Shell's Asset Value Cuts Nearing $22 Billion
Shell ended the year by announcing more writedowns, pushing the total near $22 billion, and raising questions about the future of its Appomattox platform in the Gulf of Mexico
Shell said it will be adding up to $4.5 billion more in writedowns this year due to issues related to continued low oil and gas prices and disappointing results from a major deepwater development in the Gulf of Mexico.
On a day when oil prices dropped on a resurgence of worries about another economic hit due to responses to a surge in COVID-19 cases, Shell’s prediction that it was pushing up its write downs by $3.5 to 4.5 billion to near $22 billion was in keeping with the mood swing that follows a month-long-rally.
Shell said its adjusted upstream earnings would be negative for the fourth quarter due to the asset valuations reductions. Its production was reduced by a string of recent hurricanes in the Gulf of Mexico and weak demand meant for products, which also meant refineries were running at low levels.
One item that stood out on the list featuring onerous contracts and tax credit issues, was a reduction in the value of its Appomattox platform, which is operated by Shell in partnership with CNOOC, which holds a 21% stake.
Appomattox is the first commercial development in the Norphlet formation, with startup in early 2019. Its namesake discovery held estimated at 500 million BOE, according to Shell, which said a handful of other nearby Norphlet finds could sustain production, expected to reach 175,000 b/d.
“Appomattox creates a core long-term hub for Shell in the Norphlet through which we can tie back several already discovered fields as well as future discoveries,” Andy Brown, Shell’s upstream director, said last year after achieving first oil.

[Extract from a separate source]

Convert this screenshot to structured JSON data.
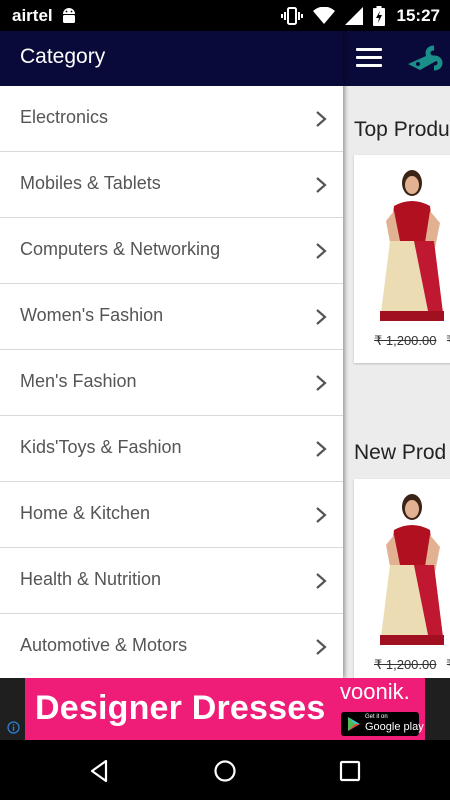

The statement made it clear that there was something amiss with the reservoir analysis, but not much else. It said the value would be reduced by a “partial impairment of Appomattox asset in the US Gulf of Mexico due to subsurface updates.”
The company said the Jurassic-period Norphlet play is characterized by high pressures and well temperatures, where good quality oil can be found in high quality sandstone reservoirs.”
But not always, according to an online presentation earlier this year from the University of Texas at Austin Bureau of Economic geology. The talk noted exploration results in the deep water Norphlet ranged from a major find like Appomattox, “to economically challenged oil fields.”
Poor seals in some older Norphlet reservoirs allowed higher value lighter oil to escape, leaving only lower quality residual oil behind, according to Ed Godo, a consultant geologist who retired from Shell.